Required action: What follows is a block of records; restate each one word for word.

Website and app data records
○ ○ ○ ○ ○ ○ ○
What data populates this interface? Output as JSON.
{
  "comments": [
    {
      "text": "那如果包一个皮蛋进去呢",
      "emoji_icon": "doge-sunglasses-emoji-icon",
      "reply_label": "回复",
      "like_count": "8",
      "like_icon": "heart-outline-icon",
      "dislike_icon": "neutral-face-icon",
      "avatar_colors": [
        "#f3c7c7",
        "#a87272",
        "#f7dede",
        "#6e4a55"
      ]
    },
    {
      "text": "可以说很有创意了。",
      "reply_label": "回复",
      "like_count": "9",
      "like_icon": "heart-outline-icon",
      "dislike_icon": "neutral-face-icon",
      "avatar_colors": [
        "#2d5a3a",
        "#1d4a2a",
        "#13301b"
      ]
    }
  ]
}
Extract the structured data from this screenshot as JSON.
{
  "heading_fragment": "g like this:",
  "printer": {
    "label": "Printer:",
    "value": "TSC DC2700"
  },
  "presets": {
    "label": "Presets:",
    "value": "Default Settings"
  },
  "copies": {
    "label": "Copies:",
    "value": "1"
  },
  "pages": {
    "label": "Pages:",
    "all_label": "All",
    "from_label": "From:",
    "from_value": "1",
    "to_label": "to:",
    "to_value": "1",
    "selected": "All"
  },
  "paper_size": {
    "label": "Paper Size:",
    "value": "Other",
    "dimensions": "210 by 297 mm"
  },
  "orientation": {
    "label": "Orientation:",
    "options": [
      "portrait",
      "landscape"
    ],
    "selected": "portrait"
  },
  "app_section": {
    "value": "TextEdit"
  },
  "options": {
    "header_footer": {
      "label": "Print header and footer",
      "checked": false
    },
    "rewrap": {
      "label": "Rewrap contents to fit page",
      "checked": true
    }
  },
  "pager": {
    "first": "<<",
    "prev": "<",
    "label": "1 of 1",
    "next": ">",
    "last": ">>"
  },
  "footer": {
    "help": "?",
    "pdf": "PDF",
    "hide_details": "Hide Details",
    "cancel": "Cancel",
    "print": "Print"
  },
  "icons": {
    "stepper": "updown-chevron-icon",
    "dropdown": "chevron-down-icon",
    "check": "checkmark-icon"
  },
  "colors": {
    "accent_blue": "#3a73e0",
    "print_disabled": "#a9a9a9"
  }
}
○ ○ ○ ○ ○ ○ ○
Answer for the task:
What data populates this interface? Output as JSON.
{
  "comments": [
    {
      "text": "那如果包一个皮蛋进去呢",
      "emoji_icon": "doge-sunglasses-emoji-icon",
      "reply_label": "回复",
      "like_count": "8",
      "like_icon": "heart-outline-icon",
      "dislike_icon": "neutral-face-icon",
      "avatar_colors": [
        "#f3c7c7",
        "#a87272",
        "#f7dede",
        "#6e4a55"
      ]
    },
    {
      "text": "可以说很有创意了。",
      "reply_label": "回复",
      "like_count": "9",
      "like_icon": "heart-outline-icon",
      "dislike_icon": "neutral-face-icon",
      "avatar_colors": [
        "#2d5a3a",
        "#1d4a2a",
        "#13301b"
      ]
    }
  ]
}
Extract the structured data from this screenshot as JSON.
{
  "heading_fragment": "g like this:",
  "printer": {
    "label": "Printer:",
    "value": "TSC DC2700"
  },
  "presets": {
    "label": "Presets:",
    "value": "Default Settings"
  },
  "copies": {
    "label": "Copies:",
    "value": "1"
  },
  "pages": {
    "label": "Pages:",
    "all_label": "All",
    "from_label": "From:",
    "from_value": "1",
    "to_label": "to:",
    "to_value": "1",
    "selected": "All"
  },
  "paper_size": {
    "label": "Paper Size:",
    "value": "Other",
    "dimensions": "210 by 297 mm"
  },
  "orientation": {
    "label": "Orientation:",
    "options": [
      "portrait",
      "landscape"
    ],
    "selected": "portrait"
  },
  "app_section": {
    "value": "TextEdit"
  },
  "options": {
    "header_footer": {
      "label": "Print header and footer",
      "checked": false
    },
    "rewrap": {
      "label": "Rewrap contents to fit page",
      "checked": true
    }
  },
  "pager": {
    "first": "<<",
    "prev": "<",
    "label": "1 of 1",
    "next": ">",
    "last": ">>"
  },
  "footer": {
    "help": "?",
    "pdf": "PDF",
    "hide_details": "Hide Details",
    "cancel": "Cancel",
    "print": "Print"
  },
  "icons": {
    "stepper": "updown-chevron-icon",
    "dropdown": "chevron-down-icon",
    "check": "checkmark-icon"
  },
  "colors": {
    "accent_blue": "#3a73e0",
    "print_disabled": "#a9a9a9"
  }
}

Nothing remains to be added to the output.